Because it’s all about diversions, a child who needs that level of distraction would find this useful. I can’t picture my own kids wanting to do this beyond an attraction or two, but then again, my kids grew up in the parks, so that’s hardly a fair test. A visiting child who doesn’t know the parks may fare better. Of course, I would normally assume that a visiting child is struck with wonder at the parks and the theming and doesn’t NEED the stimulus of empty hunts, but I may be assuming too much about today’s kids. Would my own kids like a book such as this for their first visit to Dollywood or King’s Island? Actually, in that context they probably would. Discloure: I was sent a review copy by the publisher.

Universal Orlando Resort

Universal rumbles forward with more and more progress each week. Transformers looks fit to start its internal tests any day now, and it seems all but certain that soft openings will come long before the official start in summer. Could they come as early as May? No one is saying, but that seems a likely target.

The construction of Springfield, near the Simpsons ride, has started to pick up pace recently. A few new metal structures have appeared along the water. There is no indication what they are, but these appear to be smaller buildings rather than a larger one.

The former International Food Court has been converted to familiar-looking facades: one for Moe’s Tavern and one for Krustyburger.

Across the lagoon, progress continues on the Harry Potter expansion, rumored to be Diagon Alley and a Gringott’s roller coaster. The mini-land is rumored to be connected to its IOA counterpart via a train. Hogwarts Express is said to be a second-story (elevated) train (tram, really?) that will reportedly use viewscreens instead of regular windows. You’ll have to have a two-park ticket to switch parks like this, which should drive sales nicely for Universal.

More information and updates

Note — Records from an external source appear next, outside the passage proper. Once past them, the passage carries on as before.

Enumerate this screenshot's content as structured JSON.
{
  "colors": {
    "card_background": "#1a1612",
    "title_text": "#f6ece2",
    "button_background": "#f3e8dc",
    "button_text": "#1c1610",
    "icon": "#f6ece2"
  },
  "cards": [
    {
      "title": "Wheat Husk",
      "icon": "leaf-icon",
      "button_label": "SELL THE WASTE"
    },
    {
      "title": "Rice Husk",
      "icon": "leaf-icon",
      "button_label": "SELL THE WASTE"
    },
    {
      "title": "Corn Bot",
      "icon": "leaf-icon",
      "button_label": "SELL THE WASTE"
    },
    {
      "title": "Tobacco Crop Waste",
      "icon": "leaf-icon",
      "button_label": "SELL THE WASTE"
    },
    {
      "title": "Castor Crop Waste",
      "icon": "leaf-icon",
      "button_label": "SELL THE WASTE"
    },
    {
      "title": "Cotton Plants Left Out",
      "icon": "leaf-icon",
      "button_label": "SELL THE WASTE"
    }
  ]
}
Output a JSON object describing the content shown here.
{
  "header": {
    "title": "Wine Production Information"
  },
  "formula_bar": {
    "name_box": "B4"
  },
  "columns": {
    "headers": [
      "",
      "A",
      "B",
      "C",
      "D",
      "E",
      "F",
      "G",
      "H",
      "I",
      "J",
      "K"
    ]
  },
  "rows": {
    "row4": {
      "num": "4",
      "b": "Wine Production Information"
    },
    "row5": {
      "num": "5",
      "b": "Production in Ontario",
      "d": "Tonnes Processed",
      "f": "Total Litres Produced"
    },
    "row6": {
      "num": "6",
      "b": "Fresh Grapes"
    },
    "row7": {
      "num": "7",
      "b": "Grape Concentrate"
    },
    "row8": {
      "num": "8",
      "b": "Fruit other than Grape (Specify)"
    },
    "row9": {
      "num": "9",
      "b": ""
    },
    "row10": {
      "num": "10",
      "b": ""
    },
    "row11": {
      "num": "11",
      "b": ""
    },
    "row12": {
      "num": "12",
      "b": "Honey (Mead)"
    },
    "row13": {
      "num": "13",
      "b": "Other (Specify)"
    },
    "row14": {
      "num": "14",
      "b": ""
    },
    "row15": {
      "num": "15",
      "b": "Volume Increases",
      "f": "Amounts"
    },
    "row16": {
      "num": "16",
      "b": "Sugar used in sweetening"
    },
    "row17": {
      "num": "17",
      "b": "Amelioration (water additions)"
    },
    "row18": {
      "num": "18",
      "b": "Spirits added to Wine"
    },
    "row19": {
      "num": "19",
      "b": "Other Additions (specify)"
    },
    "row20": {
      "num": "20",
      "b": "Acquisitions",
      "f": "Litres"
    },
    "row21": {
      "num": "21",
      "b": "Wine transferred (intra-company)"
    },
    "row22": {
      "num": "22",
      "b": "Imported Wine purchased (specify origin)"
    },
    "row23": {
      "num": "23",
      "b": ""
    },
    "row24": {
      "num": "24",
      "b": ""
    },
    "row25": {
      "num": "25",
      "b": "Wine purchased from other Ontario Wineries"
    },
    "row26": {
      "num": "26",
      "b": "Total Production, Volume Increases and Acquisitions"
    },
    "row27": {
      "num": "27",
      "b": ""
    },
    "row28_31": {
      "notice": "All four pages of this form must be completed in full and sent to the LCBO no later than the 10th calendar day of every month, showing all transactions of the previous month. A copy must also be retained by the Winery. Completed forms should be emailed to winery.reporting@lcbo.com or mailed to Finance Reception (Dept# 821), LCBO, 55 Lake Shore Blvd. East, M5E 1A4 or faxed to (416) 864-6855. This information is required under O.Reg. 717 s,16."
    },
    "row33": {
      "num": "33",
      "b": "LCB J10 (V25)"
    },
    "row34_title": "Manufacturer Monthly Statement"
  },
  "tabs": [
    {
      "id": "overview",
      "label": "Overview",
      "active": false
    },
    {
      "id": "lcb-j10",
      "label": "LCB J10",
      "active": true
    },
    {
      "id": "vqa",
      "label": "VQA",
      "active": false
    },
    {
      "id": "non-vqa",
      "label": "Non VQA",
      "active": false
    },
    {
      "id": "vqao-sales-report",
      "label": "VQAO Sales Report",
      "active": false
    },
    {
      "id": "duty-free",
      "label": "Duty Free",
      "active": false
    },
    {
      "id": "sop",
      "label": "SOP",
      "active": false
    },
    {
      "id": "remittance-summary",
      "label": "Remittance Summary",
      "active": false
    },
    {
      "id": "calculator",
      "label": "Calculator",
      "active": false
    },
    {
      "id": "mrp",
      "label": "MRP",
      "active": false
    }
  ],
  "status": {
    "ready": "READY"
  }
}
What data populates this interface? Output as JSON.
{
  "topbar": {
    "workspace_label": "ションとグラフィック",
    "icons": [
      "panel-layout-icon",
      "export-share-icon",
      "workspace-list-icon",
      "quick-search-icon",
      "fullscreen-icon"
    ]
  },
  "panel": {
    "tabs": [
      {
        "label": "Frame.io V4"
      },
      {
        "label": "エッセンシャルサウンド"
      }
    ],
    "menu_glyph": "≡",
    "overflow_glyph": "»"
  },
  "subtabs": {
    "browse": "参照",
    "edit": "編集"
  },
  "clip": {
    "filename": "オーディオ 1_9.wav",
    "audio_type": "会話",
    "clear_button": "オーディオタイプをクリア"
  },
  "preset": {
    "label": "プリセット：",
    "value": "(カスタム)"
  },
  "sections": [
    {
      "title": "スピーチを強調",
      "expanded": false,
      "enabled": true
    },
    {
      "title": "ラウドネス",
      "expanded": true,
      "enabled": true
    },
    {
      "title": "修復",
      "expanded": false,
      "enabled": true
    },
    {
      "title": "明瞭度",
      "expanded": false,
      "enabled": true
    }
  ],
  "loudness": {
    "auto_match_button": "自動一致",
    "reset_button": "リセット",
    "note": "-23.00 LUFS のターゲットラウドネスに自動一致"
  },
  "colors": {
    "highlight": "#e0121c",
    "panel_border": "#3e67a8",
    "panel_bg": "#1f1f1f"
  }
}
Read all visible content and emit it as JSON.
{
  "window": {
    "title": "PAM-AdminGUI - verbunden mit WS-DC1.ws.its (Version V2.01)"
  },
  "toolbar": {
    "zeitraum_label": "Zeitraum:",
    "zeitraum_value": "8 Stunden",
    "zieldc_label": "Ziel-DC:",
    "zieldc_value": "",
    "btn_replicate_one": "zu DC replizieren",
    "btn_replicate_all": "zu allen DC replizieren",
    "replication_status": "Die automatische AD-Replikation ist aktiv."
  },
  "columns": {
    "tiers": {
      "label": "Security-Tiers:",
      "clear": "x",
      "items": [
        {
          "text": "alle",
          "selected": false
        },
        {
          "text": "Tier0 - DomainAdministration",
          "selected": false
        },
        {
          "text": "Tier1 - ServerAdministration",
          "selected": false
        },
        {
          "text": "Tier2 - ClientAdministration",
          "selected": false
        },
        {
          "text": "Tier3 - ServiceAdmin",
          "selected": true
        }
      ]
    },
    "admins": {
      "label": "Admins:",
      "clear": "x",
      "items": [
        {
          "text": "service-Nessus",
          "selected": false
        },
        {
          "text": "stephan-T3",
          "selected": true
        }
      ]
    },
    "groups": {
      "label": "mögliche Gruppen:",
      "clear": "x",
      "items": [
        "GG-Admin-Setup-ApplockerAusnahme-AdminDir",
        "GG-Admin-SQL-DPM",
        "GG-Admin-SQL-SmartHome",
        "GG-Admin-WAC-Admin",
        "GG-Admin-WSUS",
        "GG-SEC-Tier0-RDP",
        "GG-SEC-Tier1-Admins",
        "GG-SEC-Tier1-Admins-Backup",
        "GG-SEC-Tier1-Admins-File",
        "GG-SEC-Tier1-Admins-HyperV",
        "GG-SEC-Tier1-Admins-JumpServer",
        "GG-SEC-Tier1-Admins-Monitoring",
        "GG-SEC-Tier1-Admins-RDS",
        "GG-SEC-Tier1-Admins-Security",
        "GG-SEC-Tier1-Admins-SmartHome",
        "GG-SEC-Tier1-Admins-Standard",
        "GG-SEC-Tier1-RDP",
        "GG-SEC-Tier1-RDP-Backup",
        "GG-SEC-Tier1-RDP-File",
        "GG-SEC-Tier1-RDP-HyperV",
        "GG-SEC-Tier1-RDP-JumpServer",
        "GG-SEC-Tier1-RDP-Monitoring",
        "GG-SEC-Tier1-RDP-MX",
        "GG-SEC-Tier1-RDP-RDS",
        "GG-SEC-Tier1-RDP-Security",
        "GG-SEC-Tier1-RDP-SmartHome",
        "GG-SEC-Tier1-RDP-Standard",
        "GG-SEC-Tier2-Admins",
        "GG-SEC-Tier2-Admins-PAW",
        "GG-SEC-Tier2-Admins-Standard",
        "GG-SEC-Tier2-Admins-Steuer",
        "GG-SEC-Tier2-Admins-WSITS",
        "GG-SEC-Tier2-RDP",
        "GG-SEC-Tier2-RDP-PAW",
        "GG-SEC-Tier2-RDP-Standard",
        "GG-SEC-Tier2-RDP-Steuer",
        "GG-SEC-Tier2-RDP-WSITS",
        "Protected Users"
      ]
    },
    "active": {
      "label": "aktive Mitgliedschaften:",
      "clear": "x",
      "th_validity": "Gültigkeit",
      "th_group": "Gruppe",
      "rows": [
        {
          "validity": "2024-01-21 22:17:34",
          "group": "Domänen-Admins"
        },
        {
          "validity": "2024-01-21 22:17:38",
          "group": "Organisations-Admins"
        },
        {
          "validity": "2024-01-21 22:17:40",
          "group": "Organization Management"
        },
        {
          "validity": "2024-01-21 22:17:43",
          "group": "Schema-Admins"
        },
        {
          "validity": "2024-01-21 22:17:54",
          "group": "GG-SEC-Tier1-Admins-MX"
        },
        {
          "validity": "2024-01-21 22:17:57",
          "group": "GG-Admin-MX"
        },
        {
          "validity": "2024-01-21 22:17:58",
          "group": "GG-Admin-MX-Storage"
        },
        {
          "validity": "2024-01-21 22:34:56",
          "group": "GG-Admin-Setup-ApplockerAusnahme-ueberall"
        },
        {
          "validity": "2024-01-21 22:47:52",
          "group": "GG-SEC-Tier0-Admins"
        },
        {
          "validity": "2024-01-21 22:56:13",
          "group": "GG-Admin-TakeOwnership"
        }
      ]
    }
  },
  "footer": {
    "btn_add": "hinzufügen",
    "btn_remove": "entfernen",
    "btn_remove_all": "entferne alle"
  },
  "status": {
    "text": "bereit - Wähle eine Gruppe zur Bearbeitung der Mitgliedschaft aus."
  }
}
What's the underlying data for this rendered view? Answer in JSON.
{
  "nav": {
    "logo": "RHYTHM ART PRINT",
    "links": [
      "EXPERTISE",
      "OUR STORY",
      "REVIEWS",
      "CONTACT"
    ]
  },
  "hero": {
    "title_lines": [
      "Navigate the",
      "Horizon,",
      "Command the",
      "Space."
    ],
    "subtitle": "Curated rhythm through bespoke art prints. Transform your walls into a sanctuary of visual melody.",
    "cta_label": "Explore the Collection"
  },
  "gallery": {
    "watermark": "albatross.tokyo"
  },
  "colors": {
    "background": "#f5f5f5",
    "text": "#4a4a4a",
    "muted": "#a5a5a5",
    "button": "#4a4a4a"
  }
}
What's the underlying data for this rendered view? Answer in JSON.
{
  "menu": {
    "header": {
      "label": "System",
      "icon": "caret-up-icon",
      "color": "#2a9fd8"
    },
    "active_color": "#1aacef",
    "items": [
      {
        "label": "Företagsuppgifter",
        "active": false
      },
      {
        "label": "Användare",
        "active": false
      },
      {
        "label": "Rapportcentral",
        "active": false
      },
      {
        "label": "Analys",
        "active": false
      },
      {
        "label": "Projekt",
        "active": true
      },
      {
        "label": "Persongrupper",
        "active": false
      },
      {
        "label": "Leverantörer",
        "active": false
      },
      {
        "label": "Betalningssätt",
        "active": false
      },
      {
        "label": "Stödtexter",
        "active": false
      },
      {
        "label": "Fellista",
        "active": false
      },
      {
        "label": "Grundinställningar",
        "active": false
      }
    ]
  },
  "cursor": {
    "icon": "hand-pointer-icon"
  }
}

Kevin Yee is the author of numerous independent Disney books, including the popular Walt Disney World Earbook series and Walt Disney World Hidden History. Readers are invited to connect with him online and face to face at the following locations: